By Scott Wright

Grocery chain Aldi has pledged to “always offer the lowest prices for groceries, no matter what” as the UK faces a growing cost of living crisis.

The commitment was made by the German-owned discounter, which along with Lidl has used competitive pricing to eat into the UK market share held by its more established rivals, as it reported its “best ever” Christmas for sales.

The grocer said yesterday that sales had risen by 0.4 per cent in December compared with the same month in 2020, when spending was higher than usual in stores because of the national lockdown and the temporary closure of bars and restaurants to limit the spread of coronavirus.

Citing market analyst Kantar, Aldi declared that it was the only major supermarket to have grown sales in December; sales at Aldi were up 8.1 per cent on the same month in 2019, the retailer said.

Aldi’s commitment to low prices comes as UK consumers contend with surging inflation, and are bracing themselves for huge hikes in energy bills and an increase in national insurance from April.

A poll for The Observer newspaper found that 70% of voters said their cost of living had increased more than their income in the last year.

The UK Government is coming under pressure to implement a support mechanism to protect consumers from surging energy prices, but has so far ruled out calls to cut valued-added tax on bills.

Giles Hurley, chief executive of Aldi UK, said: “As we look ahead, the top priority for most families this year will be managing their household budgets in the face of rising living costs. As the cheapest supermarket in Britain, Aldi will always offer the lowest prices for groceries, no matter what, and continue to support our British farmers and producers.”

Aldi said the return of its popular Kevin the Carrot to its Christmas TV advertising had helped it to attract more than half a million new customers to its shops.
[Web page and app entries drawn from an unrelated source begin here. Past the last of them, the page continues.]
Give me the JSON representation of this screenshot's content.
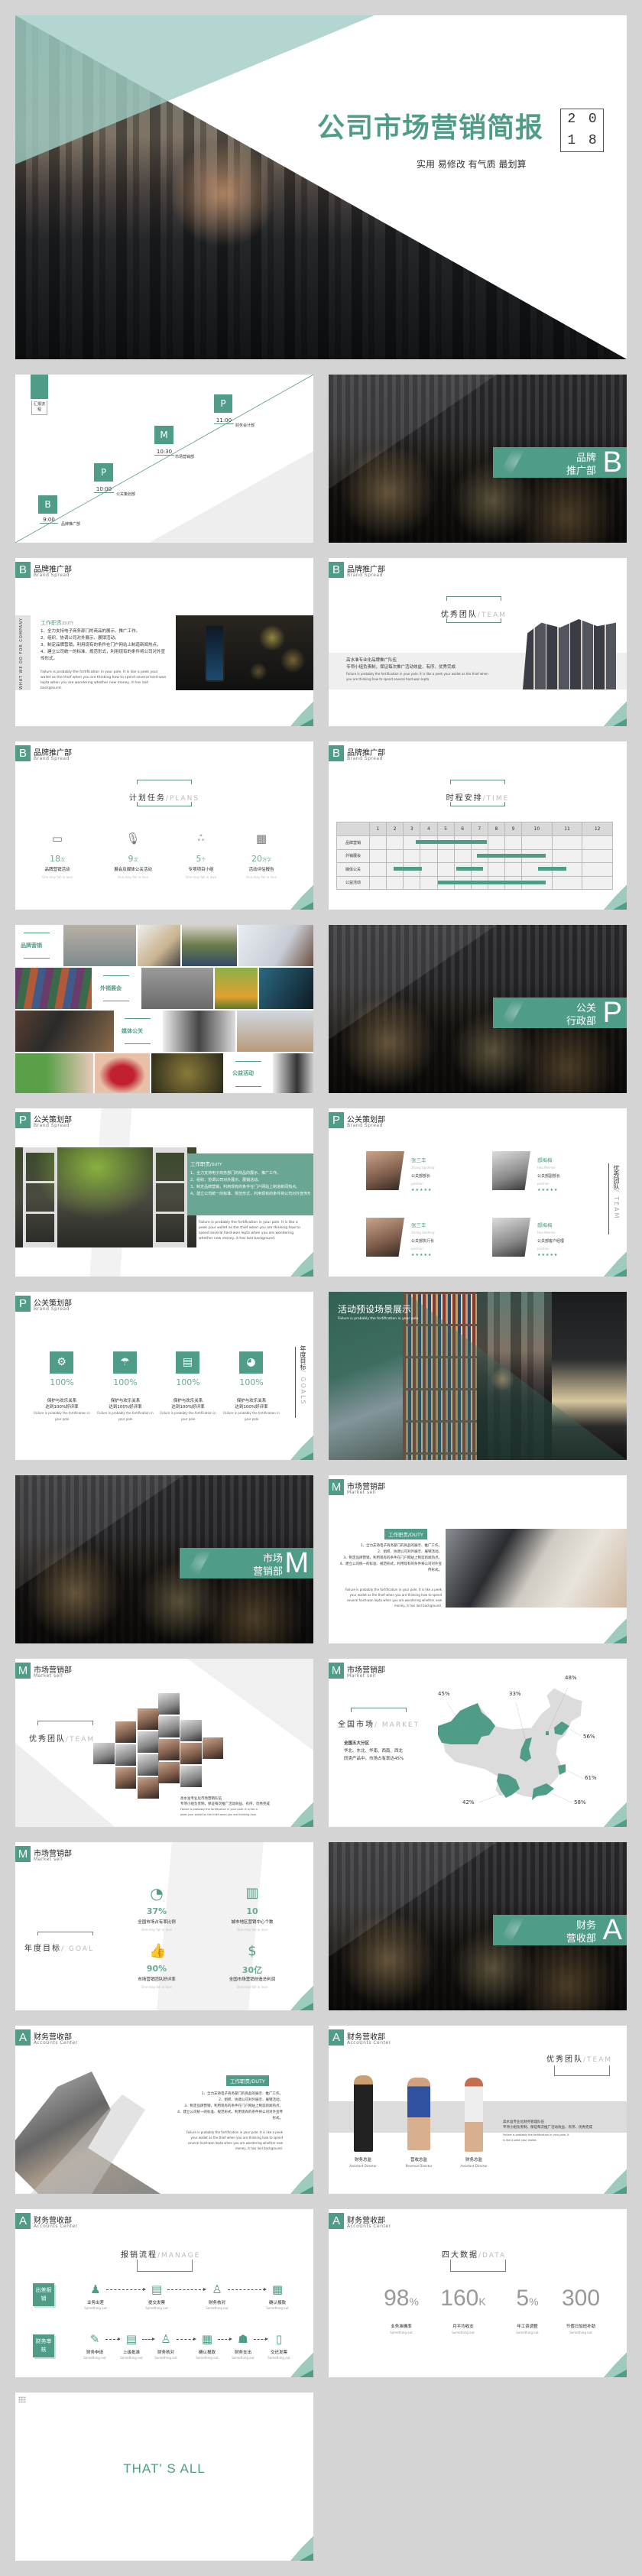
{
  "accent": "#4f9c88",
  "cover": {
    "title": "公司市场营销简报",
    "subtitle": "实用 易修改 有气质 最划算",
    "year": [
      "2",
      "0",
      "1",
      "8"
    ]
  },
  "sections": {
    "B": {
      "letter": "B",
      "title": "品牌推广部",
      "subtitle": "Brand Spread",
      "cover": [
        "品牌",
        "推广部"
      ]
    },
    "P": {
      "letter": "P",
      "title": "公关策划部",
      "subtitle": "Brand Spread",
      "cover": [
        "公关",
        "行政部"
      ]
    },
    "M": {
      "letter": "M",
      "title": "市场营销部",
      "subtitle": "Market sell",
      "cover": [
        "市场",
        "营销部"
      ]
    },
    "A": {
      "letter": "A",
      "title": "财务营收部",
      "subtitle": "AccoUnts Center",
      "cover": [
        "财务",
        "营收部"
      ]
    }
  },
  "agenda": {
    "label": "汇报流程",
    "steps": [
      {
        "letter": "B",
        "time": "9:00",
        "dept": "品牌推广部"
      },
      {
        "letter": "P",
        "time": "10:00",
        "dept": "公关策划部"
      },
      {
        "letter": "M",
        "time": "10:30",
        "dept": "市场营销部"
      },
      {
        "letter": "P",
        "time": "11:00",
        "dept": "财务会计部"
      }
    ]
  },
  "duty": {
    "title": "工作职责",
    "title_en": "/DUTY",
    "side": "WHAT WE DO FOR COMPANY",
    "items": [
      "1、全力支持电子商务部门的商品的展示、推广工作。",
      "2、组织、协调公司对外展示、展销活动。",
      "3、制定品牌营销，利用现有的条件在门户网站上制造新闻热点。",
      "4、建立公司统一的标准、规范形式，利用现有的条件将公司对外宣传形式。"
    ],
    "en": "Failure is probably the fortification in your pole. It is like a peek your wallet as the thief when you are thinking how to spend several hard-won lepta when you are wondering whether new money, it has laid background."
  },
  "team_b": {
    "title": "优秀团队",
    "title_en": "/TEAM",
    "line1": "高水准专业化品牌推广队伍",
    "line2": "专项小组负责制，保证每次推广活动效益、有序、优秀完成",
    "en": "Failure is probably the fortification in your pole. It is like a peek your wallet as the thief when you are thinking how to spend several hard-won lepta"
  },
  "plans": {
    "title": "计划任务",
    "title_en": "/PLANS",
    "items": [
      {
        "icon": "monitor-icon",
        "num": "18",
        "unit": "次",
        "label": "品牌营销活动",
        "sub": "One may fall in love"
      },
      {
        "icon": "microphone-icon",
        "num": "9",
        "unit": "次",
        "label": "展会及媒体公关活动",
        "sub": "One may fall in love"
      },
      {
        "icon": "team-icon",
        "num": "5",
        "unit": "个",
        "label": "专项项目小组",
        "sub": "One may fall in love"
      },
      {
        "icon": "report-icon",
        "num": "20",
        "unit": "万字",
        "label": "活动评估报告",
        "sub": "One may fall in love"
      }
    ]
  },
  "schedule": {
    "title": "时程安排",
    "title_en": "/TIME",
    "months": [
      "1",
      "2",
      "3",
      "4",
      "5",
      "6",
      "7",
      "8",
      "9",
      "10",
      "11",
      "12"
    ],
    "rows": [
      {
        "name": "品牌营销",
        "spans": [
          [
            3.3,
            6.8
          ]
        ]
      },
      {
        "name": "外销展会",
        "spans": [
          [
            6.3,
            9.7
          ]
        ]
      },
      {
        "name": "媒体公关",
        "spans": [
          [
            2.2,
            3.6
          ],
          [
            5.3,
            6.6
          ],
          [
            9.3,
            10.7
          ]
        ]
      },
      {
        "name": "公益活动",
        "spans": [
          [
            4.4,
            9.7
          ]
        ]
      }
    ]
  },
  "collage": {
    "labels": [
      "品牌营销",
      "外销展会",
      "媒体公关",
      "公益活动"
    ]
  },
  "team_p": {
    "title": "优秀团队",
    "title_en": "/ TEAM",
    "members": [
      {
        "name": "张三丰",
        "en": "Zhang Sanfeng",
        "role": "公关部部长",
        "role_en": "position",
        "stars": "★★★★★"
      },
      {
        "name": "郝梅梅",
        "en": "Hao Meimei",
        "role": "公关部副部长",
        "role_en": "position",
        "stars": "★★★★★"
      },
      {
        "name": "张三丰",
        "en": "Zhang Sanfeng",
        "role": "公关部执行长",
        "role_en": "position",
        "stars": "★★★★★"
      },
      {
        "name": "郝梅梅",
        "en": "Hao Meimei",
        "role": "公关部客户经理",
        "role_en": "position",
        "stars": "★★★★★"
      }
    ]
  },
  "goals_p": {
    "title": "年度目标",
    "title_en": "/ GOALS",
    "items": [
      {
        "icon": "gear-icon",
        "pct": "100%",
        "l1": "保护与欢乐关系",
        "l2": "达到100%好评率",
        "sub": "Failure is probably the fortification in your pole"
      },
      {
        "icon": "umbrella-icon",
        "pct": "100%",
        "l1": "保护与欢乐关系",
        "l2": "达到100%好评率",
        "sub": "Failure is probably the fortification in your pole"
      },
      {
        "icon": "card-icon",
        "pct": "100%",
        "l1": "保护与欢乐关系",
        "l2": "达到100%好评率",
        "sub": "Failure is probably the fortification in your pole"
      },
      {
        "icon": "pie-icon",
        "pct": "100%",
        "l1": "保护与欢乐关系",
        "l2": "达到100%好评率",
        "sub": "Failure is probably the fortification in your pole"
      }
    ]
  },
  "scenes": {
    "title": "活动预设场景展示",
    "sub": "Failure is probably the fortification in your pole"
  },
  "team_m": {
    "title": "优秀团队",
    "title_en": "/TEAM",
    "line1": "高水准专业化市场营销队伍",
    "line2": "专项小组负责制，保证每次推广活动效益、有序、优秀完成",
    "en": "Failure is probably the fortification in your pole. It is like a peek your wallet as the thief when you are thinking how."
  },
  "market": {
    "title": "全国市场",
    "title_en": "/ MARKET",
    "h": "全国五大分区",
    "l1": "华北、东北、华南、西南、西北",
    "l2": "同类产品中，市场占有率达45%",
    "labels": [
      "45%",
      "33%",
      "48%",
      "56%",
      "61%",
      "58%",
      "42%"
    ]
  },
  "goal_m": {
    "title": "年度目标",
    "title_en": "/ GOAL",
    "items": [
      {
        "icon": "pie-icon",
        "num": "37%",
        "label": "全国市场占有率比例",
        "sub": "One may fall in love"
      },
      {
        "icon": "building-icon",
        "num": "10",
        "label": "城市地区营销中心个数",
        "sub": "One may fall in love"
      },
      {
        "icon": "thumbs-up-icon",
        "num": "90%",
        "label": "市场营销团队好评率",
        "sub": "One may fall in love"
      },
      {
        "icon": "money-bag-icon",
        "num": "30亿",
        "label": "全国市场营销创造总利润",
        "sub": "One may fall in love"
      }
    ]
  },
  "team_a": {
    "title": "优秀团队",
    "title_en": "/TEAM",
    "line1": "高水准专业化财务管理队伍",
    "line2": "专项小组负责制，保证每次推广活动效益、有序、优秀完成",
    "en": "Failure is probably the fortification in your pole. It is like a peek your wallet.",
    "members": [
      {
        "role": "财务总监",
        "en": "Assistant Director"
      },
      {
        "role": "营收总监",
        "en": "Revenue Director"
      },
      {
        "role": "财务总监",
        "en": "Assistant Director"
      }
    ]
  },
  "manage": {
    "title": "报销流程",
    "title_en": "/MANAGE",
    "row1": {
      "label": "出差报销",
      "steps": [
        "业务出差",
        "提交发票",
        "财务核对",
        "确认报款"
      ]
    },
    "row2": {
      "label": "财务审核",
      "steps": [
        "财务申请",
        "上级批准",
        "财务核对",
        "确认报款",
        "财务支出",
        "交还发票"
      ]
    },
    "sub": "Something out"
  },
  "data4": {
    "title": "四大数据",
    "title_en": "/DATA",
    "items": [
      {
        "num": "98",
        "unit": "%",
        "label": "业务准确率",
        "sub": "Something out"
      },
      {
        "num": "160",
        "unit": "K",
        "label": "月平均收支",
        "sub": "Something out"
      },
      {
        "num": "5",
        "unit": "%",
        "label": "年工资调整",
        "sub": "Something out"
      },
      {
        "num": "300",
        "unit": "",
        "label": "节假日加班补助",
        "sub": "Something out"
      }
    ]
  },
  "end": {
    "text": "THAT' S ALL"
  }
}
The retailer said it sold more than 43 million mince pies, 21 million British pigs-in-blankets and 118 million Brussels sprouts in the run-up to Christmas. Shoppers bought more than than 5.5 million bottles of Champagne, sparkling wine and Prosecco.

Mr Hurley added: “There’s no doubt that 2021 was a long and difficult year for lots of people, but our amazing colleagues stopped at nothing as they came together to deliver the Christmas that our customers deserved.”